> **SOURCE MATERIAL**:
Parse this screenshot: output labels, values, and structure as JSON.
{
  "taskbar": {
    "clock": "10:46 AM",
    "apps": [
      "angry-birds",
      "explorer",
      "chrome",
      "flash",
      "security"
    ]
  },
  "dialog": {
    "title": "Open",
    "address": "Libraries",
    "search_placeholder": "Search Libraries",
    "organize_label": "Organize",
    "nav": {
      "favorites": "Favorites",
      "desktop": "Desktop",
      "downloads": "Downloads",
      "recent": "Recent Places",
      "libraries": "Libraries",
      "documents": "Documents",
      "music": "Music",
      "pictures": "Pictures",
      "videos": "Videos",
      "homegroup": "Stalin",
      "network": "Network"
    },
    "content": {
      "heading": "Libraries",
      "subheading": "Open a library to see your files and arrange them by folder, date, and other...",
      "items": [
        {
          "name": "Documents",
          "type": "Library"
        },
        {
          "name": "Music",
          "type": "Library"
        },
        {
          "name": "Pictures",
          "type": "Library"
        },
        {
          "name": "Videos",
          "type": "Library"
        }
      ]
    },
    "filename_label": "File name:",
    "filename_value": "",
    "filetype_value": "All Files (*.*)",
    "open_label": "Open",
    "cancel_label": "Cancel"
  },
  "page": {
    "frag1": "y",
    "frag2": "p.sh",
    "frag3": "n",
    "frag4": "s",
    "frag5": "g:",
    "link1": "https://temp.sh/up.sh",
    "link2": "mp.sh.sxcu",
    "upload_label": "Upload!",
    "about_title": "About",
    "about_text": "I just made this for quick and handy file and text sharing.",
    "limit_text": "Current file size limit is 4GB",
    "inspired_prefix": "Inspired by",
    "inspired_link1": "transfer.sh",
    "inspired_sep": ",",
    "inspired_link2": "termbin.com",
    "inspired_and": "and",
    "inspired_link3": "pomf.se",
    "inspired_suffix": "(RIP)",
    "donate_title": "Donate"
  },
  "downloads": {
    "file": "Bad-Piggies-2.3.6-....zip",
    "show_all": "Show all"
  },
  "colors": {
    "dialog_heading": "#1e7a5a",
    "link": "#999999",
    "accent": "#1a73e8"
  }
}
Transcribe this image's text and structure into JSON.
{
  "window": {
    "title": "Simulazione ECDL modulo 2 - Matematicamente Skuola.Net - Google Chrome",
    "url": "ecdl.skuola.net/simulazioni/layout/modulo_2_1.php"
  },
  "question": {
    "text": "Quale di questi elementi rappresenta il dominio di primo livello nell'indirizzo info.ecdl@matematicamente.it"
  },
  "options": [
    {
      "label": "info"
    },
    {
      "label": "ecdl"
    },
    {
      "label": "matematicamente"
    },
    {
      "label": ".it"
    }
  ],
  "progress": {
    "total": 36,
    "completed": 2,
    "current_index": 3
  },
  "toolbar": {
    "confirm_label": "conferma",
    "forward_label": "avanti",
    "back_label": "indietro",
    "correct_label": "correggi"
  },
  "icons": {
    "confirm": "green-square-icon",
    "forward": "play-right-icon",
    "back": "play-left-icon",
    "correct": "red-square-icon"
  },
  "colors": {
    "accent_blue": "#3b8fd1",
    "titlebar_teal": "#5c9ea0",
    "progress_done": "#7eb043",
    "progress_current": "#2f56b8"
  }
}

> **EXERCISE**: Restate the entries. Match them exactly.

> **RESULT FOR THIS TASK**:
Parse this screenshot: output labels, values, and structure as JSON.
{
  "taskbar": {
    "clock": "10:46 AM",
    "apps": [
      "angry-birds",
      "explorer",
      "chrome",
      "flash",
      "security"
    ]
  },
  "dialog": {
    "title": "Open",
    "address": "Libraries",
    "search_placeholder": "Search Libraries",
    "organize_label": "Organize",
    "nav": {
      "favorites": "Favorites",
      "desktop": "Desktop",
      "downloads": "Downloads",
      "recent": "Recent Places",
      "libraries": "Libraries",
      "documents": "Documents",
      "music": "Music",
      "pictures": "Pictures",
      "videos": "Videos",
      "homegroup": "Stalin",
      "network": "Network"
    },
    "content": {
      "heading": "Libraries",
      "subheading": "Open a library to see your files and arrange them by folder, date, and other...",
      "items": [
        {
          "name": "Documents",
          "type": "Library"
        },
        {
          "name": "Music",
          "type": "Library"
        },
        {
          "name": "Pictures",
          "type": "Library"
        },
        {
          "name": "Videos",
          "type": "Library"
        }
      ]
    },
    "filename_label": "File name:",
    "filename_value": "",
    "filetype_value": "All Files (*.*)",
    "open_label": "Open",
    "cancel_label": "Cancel"
  },
  "page": {
    "frag1": "y",
    "frag2": "p.sh",
    "frag3": "n",
    "frag4": "s",
    "frag5": "g:",
    "link1": "https://temp.sh/up.sh",
    "link2": "mp.sh.sxcu",
    "upload_label": "Upload!",
    "about_title": "About",
    "about_text": "I just made this for quick and handy file and text sharing.",
    "limit_text": "Current file size limit is 4GB",
    "inspired_prefix": "Inspired by",
    "inspired_link1": "transfer.sh",
    "inspired_sep": ",",
    "inspired_link2": "termbin.com",
    "inspired_and": "and",
    "inspired_link3": "pomf.se",
    "inspired_suffix": "(RIP)",
    "donate_title": "Donate"
  },
  "downloads": {
    "file": "Bad-Piggies-2.3.6-....zip",
    "show_all": "Show all"
  },
  "colors": {
    "dialog_heading": "#1e7a5a",
    "link": "#999999",
    "accent": "#1a73e8"
  }
}
Transcribe this image's text and structure into JSON.
{
  "window": {
    "title": "Simulazione ECDL modulo 2 - Matematicamente Skuola.Net - Google Chrome",
    "url": "ecdl.skuola.net/simulazioni/layout/modulo_2_1.php"
  },
  "question": {
    "text": "Quale di questi elementi rappresenta il dominio di primo livello nell'indirizzo info.ecdl@matematicamente.it"
  },
  "options": [
    {
      "label": "info"
    },
    {
      "label": "ecdl"
    },
    {
      "label": "matematicamente"
    },
    {
      "label": ".it"
    }
  ],
  "progress": {
    "total": 36,
    "completed": 2,
    "current_index": 3
  },
  "toolbar": {
    "confirm_label": "conferma",
    "forward_label": "avanti",
    "back_label": "indietro",
    "correct_label": "correggi"
  },
  "icons": {
    "confirm": "green-square-icon",
    "forward": "play-right-icon",
    "back": "play-left-icon",
    "correct": "red-square-icon"
  },
  "colors": {
    "accent_blue": "#3b8fd1",
    "titlebar_teal": "#5c9ea0",
    "progress_done": "#7eb043",
    "progress_current": "#2f56b8"
  }
}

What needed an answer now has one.